At any rate, I’m now in Amherst, MA, for the weekend.  I’m teaching a graduate class this summer on 19th century American women’s writing, and I feel like I should be doing some sort of live tweeting or something for my graduate students, because Sojourner Truth lived here (we just had a class session about her!), along with Harriet Beecher Stowe and Emily Dickinson, who gets so much attention that we aren’t even considering her in my class.  Damned over-publicized Emily Dickinson.

I have to say that motherhood has added some new twists to traveling.  On the one hand, being in a hotel room by myself is so unbelievably luxurious these days that I almost can’t imagine anything more luxurious.  Why would anybody pay for an extra-fancy hotel?  Just the room that’s all mine is fantastic!

On the other hand, as our plane was taking off, a grade school kid a few rows back from me started crying—he was clearly in pain, like maybe his ears weren’t popping or something—and pow!, just like that my eyes were filled with tears, and I had to make a concerted effort to distract myself.

Fortunately, Maybelle does great with transitions, and as I told her goodbye this morning, she cheerfully followed me onto the porch—wearing only her diaper—and said “Bah bah!” in her delightful Southern accent.



My mom has been here this week, taking care of Maybelle in the week between the end of her school and the beginning of camp season.  They have had a great time together.  Maybelle has been quite talkative, saying (and reading) "Nonny" and learning that her grandmother is a person who will do just about anything Maybelle can ask for.  Maybelle's lengthiest sentence in her life so far emerged this week:

"I ready to go walk."  

Five words!  Unprompted!

Although mom has been here since Sunday, we still have no pictures of her and Maybelle together!  Biffle did make a video, though, one which he characterizes as capturing the few seconds right after some incredible cuteness.  We'll post that sooner or later.

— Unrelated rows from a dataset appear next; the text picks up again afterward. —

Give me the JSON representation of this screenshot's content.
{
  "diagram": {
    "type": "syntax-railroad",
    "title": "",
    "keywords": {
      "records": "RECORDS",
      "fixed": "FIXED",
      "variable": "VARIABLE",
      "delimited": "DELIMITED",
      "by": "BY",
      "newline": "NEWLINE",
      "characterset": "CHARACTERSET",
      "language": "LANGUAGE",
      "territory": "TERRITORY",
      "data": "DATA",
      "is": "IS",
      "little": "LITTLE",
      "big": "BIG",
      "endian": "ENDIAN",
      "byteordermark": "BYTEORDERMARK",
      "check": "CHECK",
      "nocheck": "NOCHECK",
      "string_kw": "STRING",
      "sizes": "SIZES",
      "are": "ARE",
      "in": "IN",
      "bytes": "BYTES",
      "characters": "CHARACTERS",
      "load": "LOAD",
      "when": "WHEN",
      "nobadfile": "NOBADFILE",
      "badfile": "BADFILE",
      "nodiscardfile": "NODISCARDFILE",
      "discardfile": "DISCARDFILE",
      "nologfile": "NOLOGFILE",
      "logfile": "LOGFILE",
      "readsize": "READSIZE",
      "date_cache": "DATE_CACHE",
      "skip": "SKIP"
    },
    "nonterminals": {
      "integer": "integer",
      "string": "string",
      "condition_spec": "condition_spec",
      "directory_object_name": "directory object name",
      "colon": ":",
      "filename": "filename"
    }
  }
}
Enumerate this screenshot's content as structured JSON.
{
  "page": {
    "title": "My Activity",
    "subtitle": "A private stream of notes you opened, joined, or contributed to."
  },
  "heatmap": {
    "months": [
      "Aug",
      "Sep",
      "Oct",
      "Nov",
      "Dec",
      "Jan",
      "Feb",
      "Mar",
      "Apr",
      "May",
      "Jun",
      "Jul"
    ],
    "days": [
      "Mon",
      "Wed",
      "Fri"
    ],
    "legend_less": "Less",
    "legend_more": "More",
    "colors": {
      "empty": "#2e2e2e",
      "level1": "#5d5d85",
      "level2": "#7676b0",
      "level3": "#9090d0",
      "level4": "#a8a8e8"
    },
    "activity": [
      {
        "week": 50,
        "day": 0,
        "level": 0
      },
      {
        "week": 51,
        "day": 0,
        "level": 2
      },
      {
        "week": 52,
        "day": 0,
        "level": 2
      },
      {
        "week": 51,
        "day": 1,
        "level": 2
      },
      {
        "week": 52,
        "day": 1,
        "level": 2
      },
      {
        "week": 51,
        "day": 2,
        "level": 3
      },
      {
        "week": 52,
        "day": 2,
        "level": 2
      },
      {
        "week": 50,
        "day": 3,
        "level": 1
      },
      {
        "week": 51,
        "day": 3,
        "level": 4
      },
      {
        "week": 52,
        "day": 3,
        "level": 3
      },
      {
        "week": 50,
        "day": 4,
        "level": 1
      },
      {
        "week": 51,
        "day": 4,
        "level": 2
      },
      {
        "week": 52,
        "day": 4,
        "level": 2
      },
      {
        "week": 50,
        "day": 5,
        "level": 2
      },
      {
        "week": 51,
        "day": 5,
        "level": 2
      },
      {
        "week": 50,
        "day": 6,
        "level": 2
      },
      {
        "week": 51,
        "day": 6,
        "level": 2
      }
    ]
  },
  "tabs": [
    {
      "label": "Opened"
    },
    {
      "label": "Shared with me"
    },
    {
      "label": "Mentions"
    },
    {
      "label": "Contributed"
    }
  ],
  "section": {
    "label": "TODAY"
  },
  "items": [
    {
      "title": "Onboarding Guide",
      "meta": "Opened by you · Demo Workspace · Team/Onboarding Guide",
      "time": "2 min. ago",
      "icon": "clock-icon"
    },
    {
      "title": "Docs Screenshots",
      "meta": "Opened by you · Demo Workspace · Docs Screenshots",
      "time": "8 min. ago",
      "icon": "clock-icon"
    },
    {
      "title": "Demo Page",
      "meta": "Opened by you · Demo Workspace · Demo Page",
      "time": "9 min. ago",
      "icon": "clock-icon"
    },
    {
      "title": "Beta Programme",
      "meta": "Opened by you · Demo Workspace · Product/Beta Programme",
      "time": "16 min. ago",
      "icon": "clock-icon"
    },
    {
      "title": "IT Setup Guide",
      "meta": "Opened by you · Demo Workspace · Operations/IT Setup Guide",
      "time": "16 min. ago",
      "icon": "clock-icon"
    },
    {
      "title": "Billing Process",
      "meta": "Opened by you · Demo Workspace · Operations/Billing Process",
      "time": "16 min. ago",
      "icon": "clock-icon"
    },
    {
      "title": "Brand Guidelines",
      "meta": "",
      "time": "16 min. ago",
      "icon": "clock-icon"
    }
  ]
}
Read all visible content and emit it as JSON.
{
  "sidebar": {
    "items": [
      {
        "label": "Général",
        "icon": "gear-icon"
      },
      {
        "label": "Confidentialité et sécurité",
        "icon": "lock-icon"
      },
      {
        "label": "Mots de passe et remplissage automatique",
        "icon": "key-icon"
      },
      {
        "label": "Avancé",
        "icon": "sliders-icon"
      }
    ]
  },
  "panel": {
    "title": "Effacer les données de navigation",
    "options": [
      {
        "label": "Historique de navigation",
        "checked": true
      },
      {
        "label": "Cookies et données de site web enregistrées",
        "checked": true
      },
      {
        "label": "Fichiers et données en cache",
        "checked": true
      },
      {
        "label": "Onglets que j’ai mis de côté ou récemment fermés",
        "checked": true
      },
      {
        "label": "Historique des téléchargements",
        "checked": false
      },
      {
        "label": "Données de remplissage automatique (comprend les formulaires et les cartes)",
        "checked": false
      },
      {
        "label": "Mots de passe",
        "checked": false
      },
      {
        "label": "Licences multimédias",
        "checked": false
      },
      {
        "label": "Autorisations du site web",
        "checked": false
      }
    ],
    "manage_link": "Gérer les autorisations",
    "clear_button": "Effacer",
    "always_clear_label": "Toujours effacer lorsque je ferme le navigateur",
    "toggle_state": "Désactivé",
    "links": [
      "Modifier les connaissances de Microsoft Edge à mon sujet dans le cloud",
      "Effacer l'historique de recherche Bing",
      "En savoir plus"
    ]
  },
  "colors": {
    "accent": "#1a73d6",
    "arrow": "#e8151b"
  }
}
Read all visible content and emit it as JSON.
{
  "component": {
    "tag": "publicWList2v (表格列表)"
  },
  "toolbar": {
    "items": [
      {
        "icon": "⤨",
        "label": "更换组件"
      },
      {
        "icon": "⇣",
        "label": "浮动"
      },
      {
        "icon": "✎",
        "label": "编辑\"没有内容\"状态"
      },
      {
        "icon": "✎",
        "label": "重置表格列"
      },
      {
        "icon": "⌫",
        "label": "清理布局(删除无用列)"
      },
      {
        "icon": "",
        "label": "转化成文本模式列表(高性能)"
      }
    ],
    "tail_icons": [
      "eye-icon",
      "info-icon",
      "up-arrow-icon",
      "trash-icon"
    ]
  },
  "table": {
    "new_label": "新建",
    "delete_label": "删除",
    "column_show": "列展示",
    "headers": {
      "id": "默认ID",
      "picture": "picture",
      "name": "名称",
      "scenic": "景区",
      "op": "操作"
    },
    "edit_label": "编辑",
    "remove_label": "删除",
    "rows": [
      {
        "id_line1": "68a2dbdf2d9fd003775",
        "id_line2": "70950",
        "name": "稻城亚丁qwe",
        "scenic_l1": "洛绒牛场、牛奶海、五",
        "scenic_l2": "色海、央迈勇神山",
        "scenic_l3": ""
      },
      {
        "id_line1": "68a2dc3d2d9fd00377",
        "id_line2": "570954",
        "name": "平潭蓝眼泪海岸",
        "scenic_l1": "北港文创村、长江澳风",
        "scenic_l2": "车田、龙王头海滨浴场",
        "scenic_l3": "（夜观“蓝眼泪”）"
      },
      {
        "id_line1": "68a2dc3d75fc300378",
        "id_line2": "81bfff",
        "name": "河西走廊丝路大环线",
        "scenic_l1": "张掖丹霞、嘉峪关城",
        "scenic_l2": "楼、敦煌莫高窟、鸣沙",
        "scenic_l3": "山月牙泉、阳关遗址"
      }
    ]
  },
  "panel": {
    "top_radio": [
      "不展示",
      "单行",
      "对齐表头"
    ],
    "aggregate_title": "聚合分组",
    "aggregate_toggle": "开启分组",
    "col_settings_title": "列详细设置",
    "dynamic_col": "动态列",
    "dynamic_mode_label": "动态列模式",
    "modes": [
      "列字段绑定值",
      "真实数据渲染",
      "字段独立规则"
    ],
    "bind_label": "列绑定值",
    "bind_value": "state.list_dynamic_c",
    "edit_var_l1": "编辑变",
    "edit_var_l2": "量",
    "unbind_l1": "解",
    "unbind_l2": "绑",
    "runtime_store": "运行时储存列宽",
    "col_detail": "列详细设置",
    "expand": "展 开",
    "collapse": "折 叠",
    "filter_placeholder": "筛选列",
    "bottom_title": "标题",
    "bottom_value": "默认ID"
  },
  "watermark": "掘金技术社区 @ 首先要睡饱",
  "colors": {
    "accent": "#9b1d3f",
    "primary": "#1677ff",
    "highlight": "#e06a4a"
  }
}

In other news, I wanted to let readers know that I revisited the joking comment made using the word "retarded" in my class this week and asked the students to consider what the word does--what power structures it reinforces, and why it's a word that so many professional and governmental organizations have stopped using.  The conversation was quite civil and thoughtful, although I was a tiny bit bummed that there were no evident lightbulbs going off in anyone's head.  I do love some lightbulbs in a class conversation.

This afternoon I'm heading to Baltimore for a National Women's Studies Association Governing Council meeting.  This means I'll have flight time and hotel room time, and my plan for those times/spaces is to write an op-ed connecting Amber's and my prenatal testing research with the 20th 21st anniversary of the Americans with Disabilities Act.  Wish me much success!